SBJ/June 1 - 7, 1998/No Topic Name
Merger creates sponsorship Goliath
Published June 1, 1998
The level of sports sponsorships at Ameritech Inc. could be drastically altered once the dust settles from its pending $62 billion merger with Texas-based telecommunications giant SBC Communications Corp.
Chicago-based Ameritech is already a major regional player in various sports sponsorships, including the Ameritech PGA Senior Open and major signage deals in Chicago's Comsikey Park, Jacobs Field in Cleveland and other venues throughout the Midwest.
If SBC Corp. follows form in Chicago, there could be more deals given the company's propensity to aggressively pursue sports-marketing opportunities and to spend big.
SBC officials won't disclose how much the company spends on sponsorships, but it picked up the naming-rights contract to Pacific Bell Park under construction in San Francisco when it bought the West Coast phone company. SBC sponsors the Pacific Bell PGA senior tournament in Los Angeles and is the title sponsor of the Southwestern Bell Cotton Bowl. The company also owns a 10 percent stake in the San Antonio Spurs and has numerous regional signage and broadcast sponsorship deals in various markets.
"We don't divulge how much we spend on sports sponsorships, but the number is going up," SBC spokesman Dave Senay said. "Our track record is pretty strong."

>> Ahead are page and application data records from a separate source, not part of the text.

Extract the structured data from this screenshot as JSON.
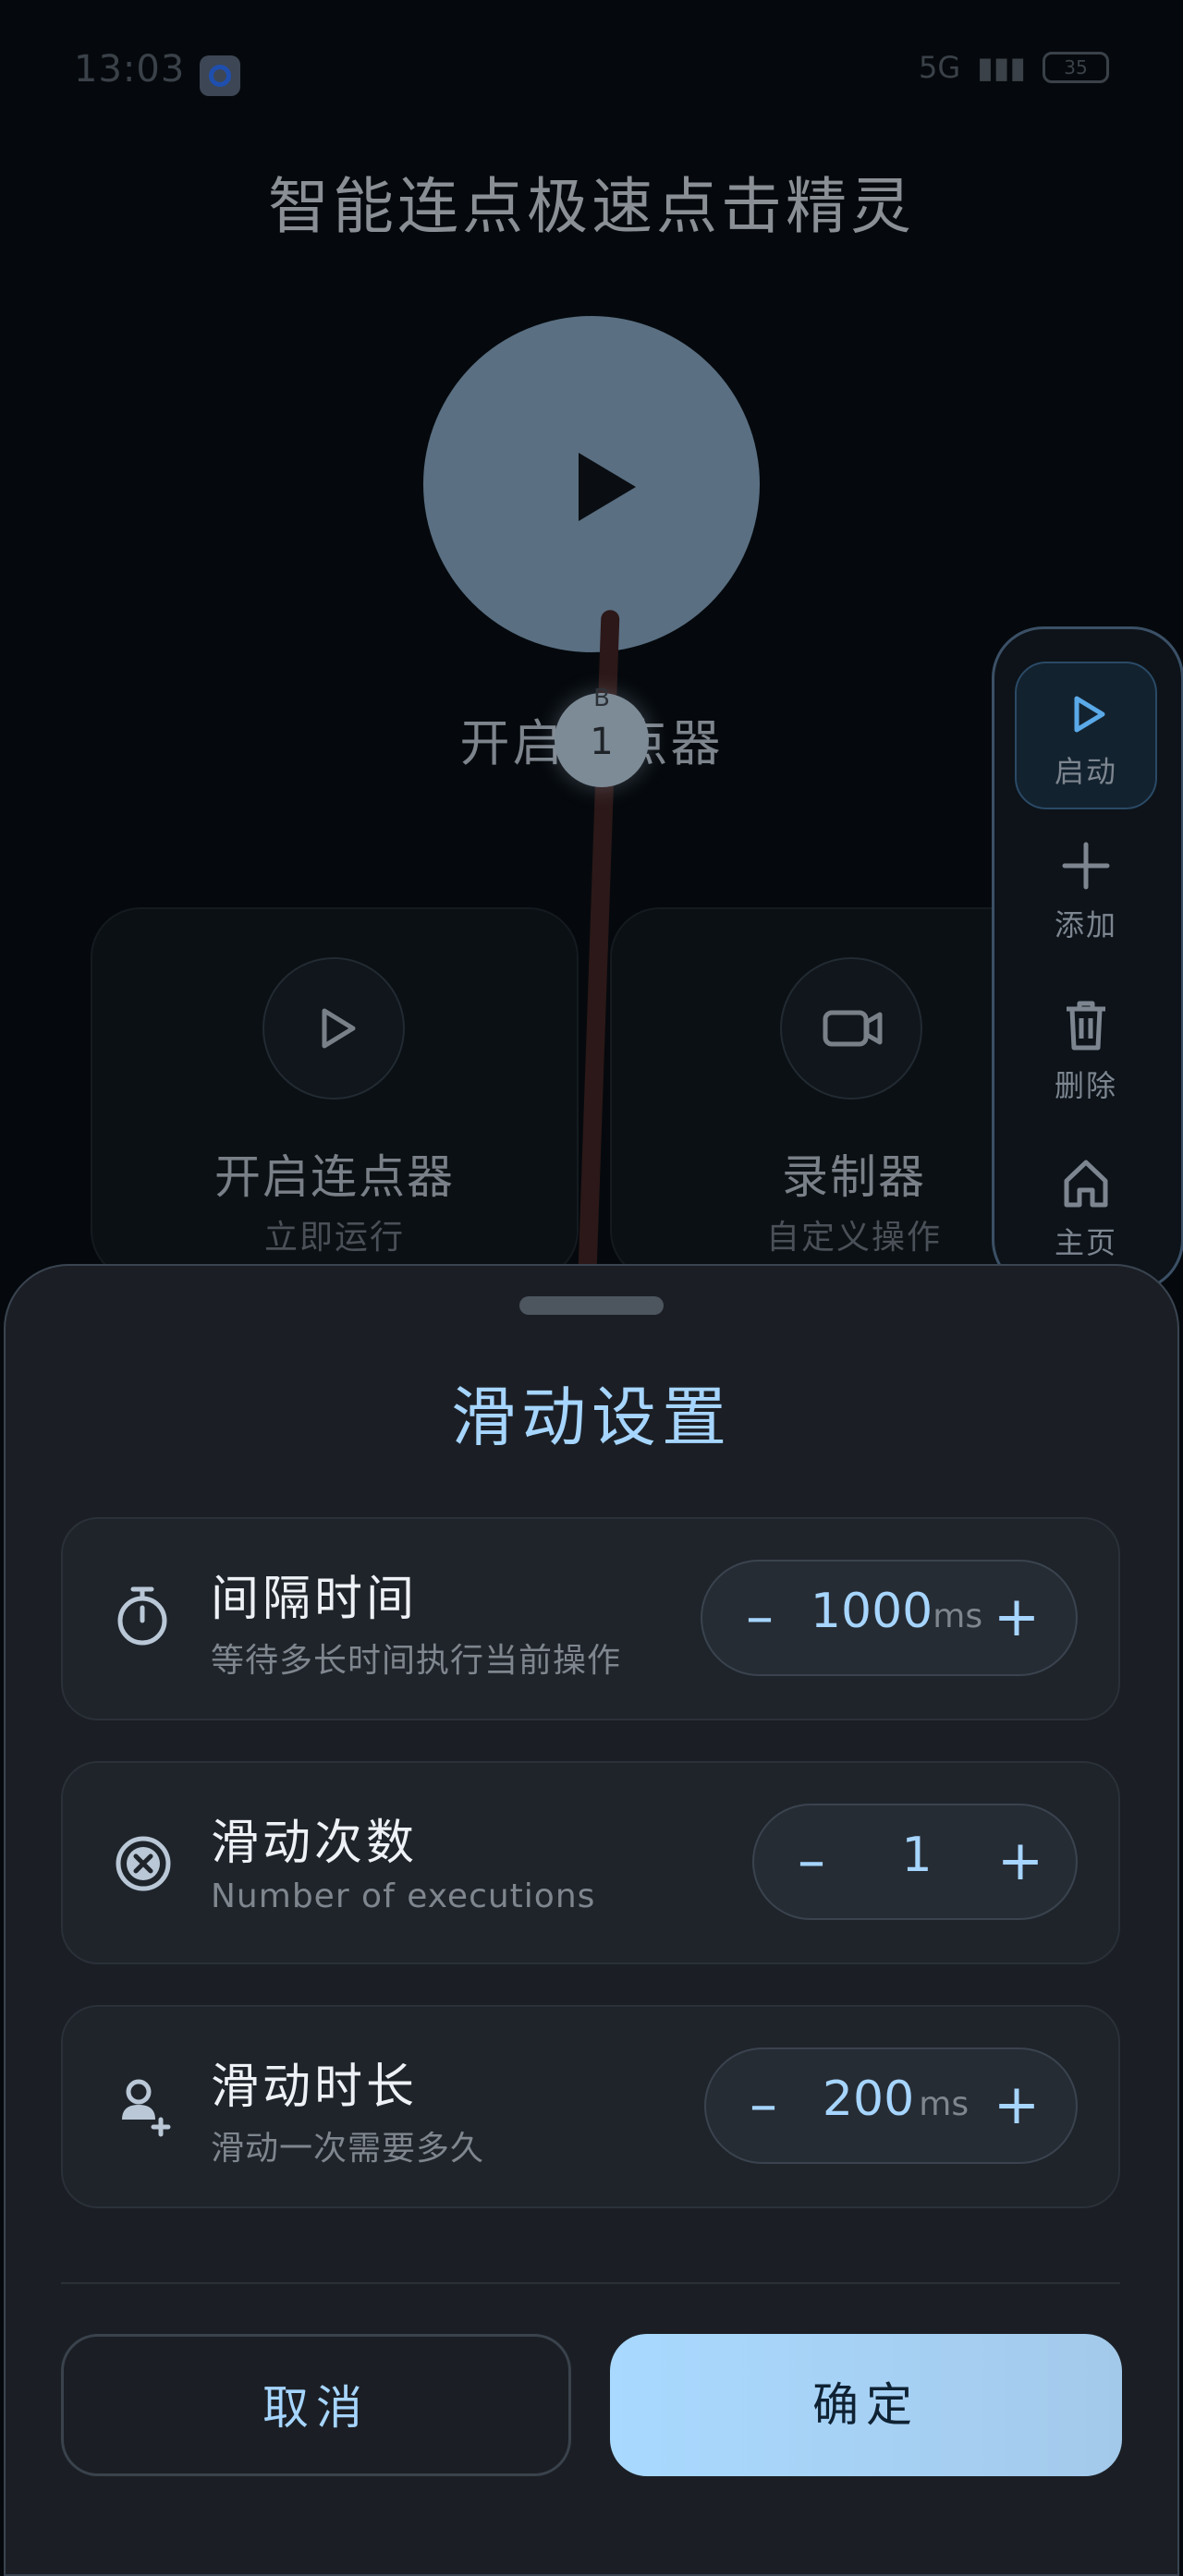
{
  "status_bar": {
    "time": "13:03",
    "network": "5G",
    "battery": "35"
  },
  "app": {
    "title": "智能连点极速点击精灵"
  },
  "hero": {
    "label": "开启连点器"
  },
  "swipe_point": {
    "letter": "B",
    "number": "1"
  },
  "cards": [
    {
      "title": "开启连点器",
      "subtitle": "立即运行",
      "icon": "play-icon"
    },
    {
      "title": "录制器",
      "subtitle": "自定义操作",
      "icon": "video-camera-icon"
    }
  ],
  "toolbar": [
    {
      "label": "启动",
      "icon": "play-icon"
    },
    {
      "label": "添加",
      "icon": "plus-icon"
    },
    {
      "label": "删除",
      "icon": "trash-icon"
    },
    {
      "label": "主页",
      "icon": "home-icon"
    }
  ],
  "sheet": {
    "title": "滑动设置",
    "rows": [
      {
        "title": "间隔时间",
        "subtitle": "等待多长时间执行当前操作",
        "value": "1000",
        "unit": "ms",
        "icon": "stopwatch-icon"
      },
      {
        "title": "滑动次数",
        "subtitle": "Number of executions",
        "value": "1",
        "unit": "",
        "icon": "cancel-circle-icon"
      },
      {
        "title": "滑动时长",
        "subtitle": "滑动一次需要多久",
        "value": "200",
        "unit": "ms",
        "icon": "user-add-icon"
      }
    ],
    "minus_glyph": "–",
    "plus_glyph": "+",
    "cancel_label": "取消",
    "confirm_label": "确定"
  },
  "colors": {
    "accent": "#a6d5ff",
    "sheet_bg": "#1b1f25",
    "page_bg": "#05090d"
  }
}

Could that mean a slew of new Ameritech sponsorships as the company enters the Midwestern market once the merger is completed?
"We are becoming more active as the market becomes more competitive," Senay said. "We're spending more money [on sponsorships] as we get bigger."

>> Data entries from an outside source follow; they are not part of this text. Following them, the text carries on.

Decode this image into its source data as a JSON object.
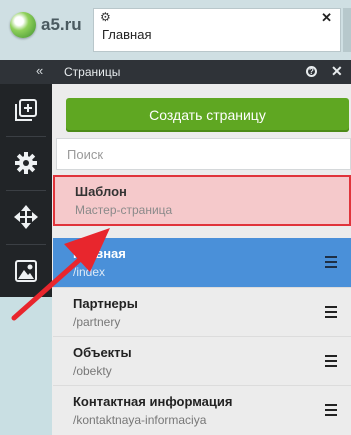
{
  "site": {
    "logo_text": "a5.ru"
  },
  "browser_tab": {
    "title": "Главная"
  },
  "panel": {
    "collapse_label": "«",
    "title": "Страницы",
    "help_label": "?",
    "close_label": "✕"
  },
  "toolbar": {
    "tools": [
      "add-page-icon",
      "gear-icon",
      "move-arrows-icon",
      "image-icon"
    ]
  },
  "create_button": {
    "label": "Создать страницу"
  },
  "search": {
    "placeholder": "Поиск",
    "value": ""
  },
  "pages": [
    {
      "name": "Шаблон",
      "path": "Мастер-страница",
      "state": "highlighted"
    },
    {
      "name": "Главная",
      "path": "/index",
      "state": "selected"
    },
    {
      "name": "Партнеры",
      "path": "/partnery",
      "state": "normal"
    },
    {
      "name": "Объекты",
      "path": "/obekty",
      "state": "normal"
    },
    {
      "name": "Контактная информация",
      "path": "/kontaktnaya-informaciya",
      "state": "normal"
    }
  ],
  "colors": {
    "accent_green": "#5fa722",
    "selected_blue": "#4a90d9",
    "highlight_red": "#e0343b",
    "arrow_red": "#e8262d"
  }
}
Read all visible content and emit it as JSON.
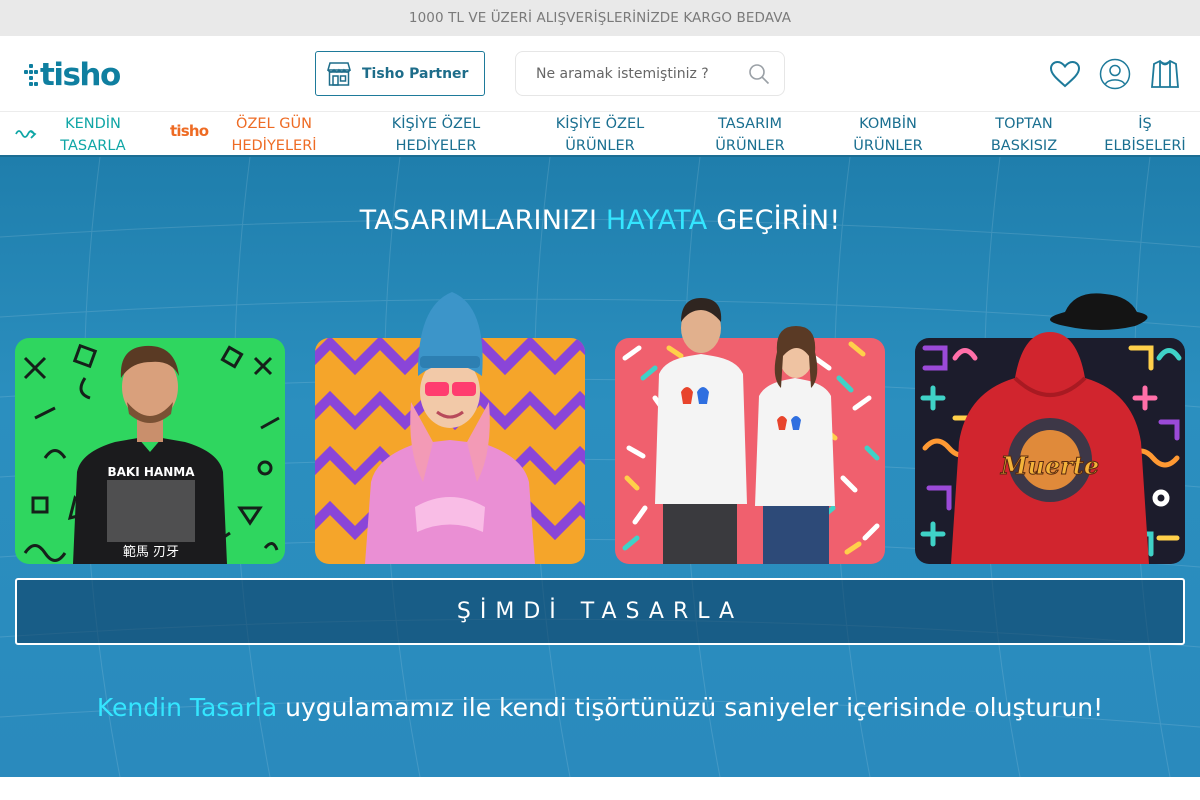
{
  "topbar": {
    "text": "1000 TL VE ÜZERİ ALIŞVERİŞLERİNİZDE KARGO BEDAVA"
  },
  "header": {
    "logo_text": "tisho",
    "partner_label": "Tisho Partner",
    "search_placeholder": "Ne aramak istemiştiniz ?",
    "icons": [
      "heart-icon",
      "user-icon",
      "shirt-icon"
    ]
  },
  "nav": {
    "items": [
      {
        "label": "KENDİN\nTASARLA",
        "color": "#10a6a6"
      },
      {
        "label": "ÖZEL GÜN\nHEDİYELERİ",
        "color": "#ee6b24",
        "logo": "tisho"
      },
      {
        "label": "KİŞİYE ÖZEL\nHEDİYELER",
        "color": "#1a6f90"
      },
      {
        "label": "KİŞİYE ÖZEL\nÜRÜNLER",
        "color": "#1a6f90"
      },
      {
        "label": "TASARIM\nÜRÜNLER",
        "color": "#1a6f90"
      },
      {
        "label": "KOMBİN\nÜRÜNLER",
        "color": "#1a6f90"
      },
      {
        "label": "TOPTAN\nBASKISIZ",
        "color": "#1a6f90"
      },
      {
        "label": "İŞ\nELBİSELERİ",
        "color": "#1a6f90"
      }
    ]
  },
  "hero": {
    "title_part1": "TASARIMLARINIZI ",
    "title_accent": "HAYATA",
    "title_part2": " GEÇİRİN!",
    "cards": [
      {
        "name": "black-tshirt-man",
        "bg_color": "#2fd65f",
        "shirt_text_top": "BAKI HANMA",
        "shirt_text_bottom": "範馬 刃牙"
      },
      {
        "name": "pink-sweatshirt-woman",
        "bg_color": "#f5a52a"
      },
      {
        "name": "white-tshirt-couple",
        "bg_color": "#f0606e"
      },
      {
        "name": "red-hoodie",
        "bg_color": "#1c1c2c",
        "hoodie_text": "Muerte"
      }
    ],
    "cta_label": "ŞİMDİ TASARLA",
    "tagline_accent": "Kendin Tasarla",
    "tagline_rest": " uygulamamız ile kendi tişörtünüzü saniyeler içerisinde oluşturun!"
  },
  "colors": {
    "brand": "#0f7fa0",
    "accent": "#34e6ff",
    "orange": "#ee6b24",
    "hero_bg": "#2a8abd"
  }
}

Officials at Ameritech, which this year pulled its sponsorship from Chicago's WTA circuit stop, said that while they will continue to sponsor professional sporting events, they are planning to boost their involvement to include more amateur events. The company has added the U.S. speed skating team to its sponsorship portfolio and is targeting other amateur sporting events to pinpoint customers at a lower cost.

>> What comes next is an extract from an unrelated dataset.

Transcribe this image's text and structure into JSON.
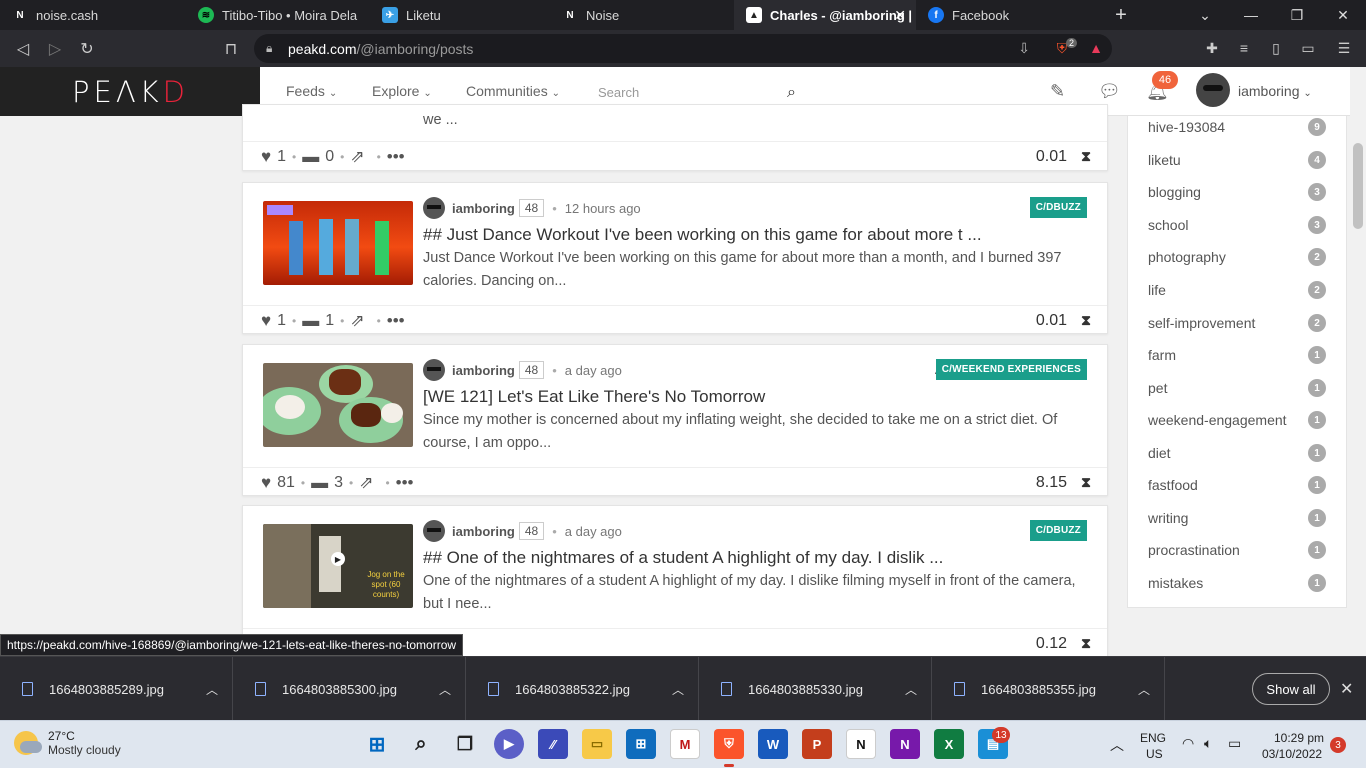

"We are looking outside the realm of professional sports," said Brian Fitzgerald, Ameritech's director of external affairs. "Though professional sports is the way to go, we are looking more closely at changing the mix of professional and amateur sports."